> _WHAT YOU SHOULD DO_
Copy whichever lines of the data hold the word "Input".
Start of Block
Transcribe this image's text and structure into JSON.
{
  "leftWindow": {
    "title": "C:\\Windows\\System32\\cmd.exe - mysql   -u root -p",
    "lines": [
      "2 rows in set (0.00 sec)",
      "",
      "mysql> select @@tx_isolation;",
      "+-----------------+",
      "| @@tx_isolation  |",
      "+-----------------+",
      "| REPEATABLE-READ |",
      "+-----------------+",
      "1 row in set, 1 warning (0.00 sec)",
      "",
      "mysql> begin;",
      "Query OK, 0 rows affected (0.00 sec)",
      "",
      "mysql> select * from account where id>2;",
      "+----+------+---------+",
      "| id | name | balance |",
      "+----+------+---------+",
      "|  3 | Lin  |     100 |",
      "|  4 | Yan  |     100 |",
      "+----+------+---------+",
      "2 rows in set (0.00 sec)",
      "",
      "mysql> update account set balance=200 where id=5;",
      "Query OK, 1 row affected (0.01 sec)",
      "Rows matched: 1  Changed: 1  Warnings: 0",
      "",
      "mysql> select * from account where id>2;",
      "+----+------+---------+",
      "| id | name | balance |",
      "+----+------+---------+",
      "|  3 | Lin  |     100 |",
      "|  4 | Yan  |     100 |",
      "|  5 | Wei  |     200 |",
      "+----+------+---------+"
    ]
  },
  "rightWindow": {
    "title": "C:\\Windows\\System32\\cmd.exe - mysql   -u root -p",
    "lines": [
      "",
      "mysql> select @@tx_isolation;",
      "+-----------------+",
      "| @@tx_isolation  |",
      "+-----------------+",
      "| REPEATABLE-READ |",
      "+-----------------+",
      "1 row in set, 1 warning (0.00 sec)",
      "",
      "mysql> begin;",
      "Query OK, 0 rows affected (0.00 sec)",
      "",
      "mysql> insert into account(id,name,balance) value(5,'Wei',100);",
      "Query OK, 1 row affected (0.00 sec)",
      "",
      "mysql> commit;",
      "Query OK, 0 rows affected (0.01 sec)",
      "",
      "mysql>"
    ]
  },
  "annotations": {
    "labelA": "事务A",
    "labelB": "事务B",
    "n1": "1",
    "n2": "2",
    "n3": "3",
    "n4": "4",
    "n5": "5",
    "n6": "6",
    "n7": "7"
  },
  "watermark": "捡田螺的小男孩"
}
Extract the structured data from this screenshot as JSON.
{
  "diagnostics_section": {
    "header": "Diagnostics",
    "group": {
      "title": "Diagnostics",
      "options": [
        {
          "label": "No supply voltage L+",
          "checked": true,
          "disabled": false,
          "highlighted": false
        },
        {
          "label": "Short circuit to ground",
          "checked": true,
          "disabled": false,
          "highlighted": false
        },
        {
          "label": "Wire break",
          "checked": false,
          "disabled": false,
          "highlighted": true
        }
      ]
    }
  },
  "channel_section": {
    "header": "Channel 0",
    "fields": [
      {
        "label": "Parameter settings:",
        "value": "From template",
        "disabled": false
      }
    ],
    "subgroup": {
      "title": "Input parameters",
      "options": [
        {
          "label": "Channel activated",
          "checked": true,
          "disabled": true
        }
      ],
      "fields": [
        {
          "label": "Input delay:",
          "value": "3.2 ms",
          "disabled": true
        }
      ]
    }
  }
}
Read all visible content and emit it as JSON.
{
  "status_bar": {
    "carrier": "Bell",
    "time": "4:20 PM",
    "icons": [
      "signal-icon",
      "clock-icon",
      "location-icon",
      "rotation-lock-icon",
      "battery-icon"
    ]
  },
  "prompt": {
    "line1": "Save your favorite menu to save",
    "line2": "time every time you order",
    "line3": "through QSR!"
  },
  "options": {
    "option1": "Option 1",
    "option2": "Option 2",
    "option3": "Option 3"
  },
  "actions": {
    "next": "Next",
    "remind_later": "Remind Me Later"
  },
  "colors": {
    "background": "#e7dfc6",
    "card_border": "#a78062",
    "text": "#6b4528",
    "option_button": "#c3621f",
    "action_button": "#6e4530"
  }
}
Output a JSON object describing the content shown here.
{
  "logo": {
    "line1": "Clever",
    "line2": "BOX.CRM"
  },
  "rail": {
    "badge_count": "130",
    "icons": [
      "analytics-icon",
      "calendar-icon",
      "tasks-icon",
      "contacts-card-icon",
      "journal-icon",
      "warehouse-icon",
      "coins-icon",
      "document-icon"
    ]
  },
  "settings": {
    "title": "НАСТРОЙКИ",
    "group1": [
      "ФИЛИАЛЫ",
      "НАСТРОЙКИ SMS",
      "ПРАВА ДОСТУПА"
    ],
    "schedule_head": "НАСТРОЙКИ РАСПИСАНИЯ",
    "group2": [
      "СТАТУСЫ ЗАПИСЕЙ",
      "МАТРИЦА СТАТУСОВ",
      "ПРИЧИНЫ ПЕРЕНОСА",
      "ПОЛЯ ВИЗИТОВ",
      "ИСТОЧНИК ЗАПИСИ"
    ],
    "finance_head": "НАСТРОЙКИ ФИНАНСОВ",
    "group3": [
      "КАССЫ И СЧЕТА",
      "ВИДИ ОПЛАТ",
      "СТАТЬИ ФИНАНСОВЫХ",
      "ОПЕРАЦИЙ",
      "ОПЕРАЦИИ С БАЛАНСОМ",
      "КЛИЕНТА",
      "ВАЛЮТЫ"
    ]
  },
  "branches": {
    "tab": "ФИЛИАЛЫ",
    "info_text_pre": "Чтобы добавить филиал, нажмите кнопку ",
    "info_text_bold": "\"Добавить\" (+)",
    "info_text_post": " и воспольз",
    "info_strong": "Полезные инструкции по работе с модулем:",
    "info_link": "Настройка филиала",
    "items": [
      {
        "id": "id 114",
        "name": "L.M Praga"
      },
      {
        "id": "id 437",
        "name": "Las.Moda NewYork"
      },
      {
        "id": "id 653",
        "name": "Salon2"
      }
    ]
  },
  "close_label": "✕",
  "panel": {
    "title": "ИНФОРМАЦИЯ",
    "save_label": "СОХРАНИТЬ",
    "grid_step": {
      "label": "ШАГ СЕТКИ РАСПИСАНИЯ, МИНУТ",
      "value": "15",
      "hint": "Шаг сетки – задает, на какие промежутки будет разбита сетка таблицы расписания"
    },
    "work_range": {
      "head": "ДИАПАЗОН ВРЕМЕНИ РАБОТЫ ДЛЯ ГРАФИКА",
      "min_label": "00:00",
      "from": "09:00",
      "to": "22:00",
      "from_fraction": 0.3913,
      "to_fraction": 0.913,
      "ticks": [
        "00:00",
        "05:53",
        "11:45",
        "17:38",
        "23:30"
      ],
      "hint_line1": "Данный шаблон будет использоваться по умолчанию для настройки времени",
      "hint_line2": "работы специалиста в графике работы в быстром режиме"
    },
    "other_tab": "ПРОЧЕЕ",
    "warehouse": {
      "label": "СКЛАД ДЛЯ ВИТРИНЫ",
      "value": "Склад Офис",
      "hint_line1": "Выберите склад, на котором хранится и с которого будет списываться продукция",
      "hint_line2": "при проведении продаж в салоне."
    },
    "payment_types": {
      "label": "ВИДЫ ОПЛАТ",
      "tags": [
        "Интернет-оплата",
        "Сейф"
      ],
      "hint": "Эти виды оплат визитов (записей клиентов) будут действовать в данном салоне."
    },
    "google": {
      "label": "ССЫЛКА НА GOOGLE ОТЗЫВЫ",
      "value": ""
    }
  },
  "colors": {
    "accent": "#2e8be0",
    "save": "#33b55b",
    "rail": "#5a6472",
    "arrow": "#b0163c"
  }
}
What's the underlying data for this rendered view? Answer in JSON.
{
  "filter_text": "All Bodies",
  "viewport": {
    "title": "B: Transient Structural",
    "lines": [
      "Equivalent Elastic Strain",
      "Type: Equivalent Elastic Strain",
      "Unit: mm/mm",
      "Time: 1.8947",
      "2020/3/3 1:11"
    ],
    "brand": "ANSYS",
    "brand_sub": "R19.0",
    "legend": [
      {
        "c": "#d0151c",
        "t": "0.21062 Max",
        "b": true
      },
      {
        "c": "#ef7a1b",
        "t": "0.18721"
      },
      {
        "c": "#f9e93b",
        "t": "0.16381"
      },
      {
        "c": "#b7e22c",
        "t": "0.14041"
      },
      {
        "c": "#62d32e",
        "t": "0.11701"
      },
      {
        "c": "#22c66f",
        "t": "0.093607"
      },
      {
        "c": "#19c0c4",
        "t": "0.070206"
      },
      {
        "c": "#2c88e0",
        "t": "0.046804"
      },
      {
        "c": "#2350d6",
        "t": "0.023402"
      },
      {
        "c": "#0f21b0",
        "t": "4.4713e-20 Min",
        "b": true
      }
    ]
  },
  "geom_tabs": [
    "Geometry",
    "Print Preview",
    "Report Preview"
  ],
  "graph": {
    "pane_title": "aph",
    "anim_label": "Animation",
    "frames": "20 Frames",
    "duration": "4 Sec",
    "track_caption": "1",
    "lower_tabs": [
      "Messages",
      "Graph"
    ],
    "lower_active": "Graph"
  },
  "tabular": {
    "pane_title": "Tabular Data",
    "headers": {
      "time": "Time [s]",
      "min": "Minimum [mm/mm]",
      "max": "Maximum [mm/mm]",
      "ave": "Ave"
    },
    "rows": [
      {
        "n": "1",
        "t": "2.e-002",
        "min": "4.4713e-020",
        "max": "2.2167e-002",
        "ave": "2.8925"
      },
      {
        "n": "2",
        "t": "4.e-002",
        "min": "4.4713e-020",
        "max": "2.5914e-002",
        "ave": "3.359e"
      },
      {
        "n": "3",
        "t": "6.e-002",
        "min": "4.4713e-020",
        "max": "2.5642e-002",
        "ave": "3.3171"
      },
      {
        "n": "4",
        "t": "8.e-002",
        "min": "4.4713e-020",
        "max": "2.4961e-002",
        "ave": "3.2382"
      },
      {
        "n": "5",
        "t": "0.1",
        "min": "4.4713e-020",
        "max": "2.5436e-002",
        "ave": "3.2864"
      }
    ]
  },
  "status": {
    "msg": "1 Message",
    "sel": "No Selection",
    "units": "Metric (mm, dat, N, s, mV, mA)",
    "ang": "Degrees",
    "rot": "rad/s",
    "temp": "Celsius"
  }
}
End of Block
> _ANSWER BELOW_
      "title": "Input parameters",
          "label": "Input delay:",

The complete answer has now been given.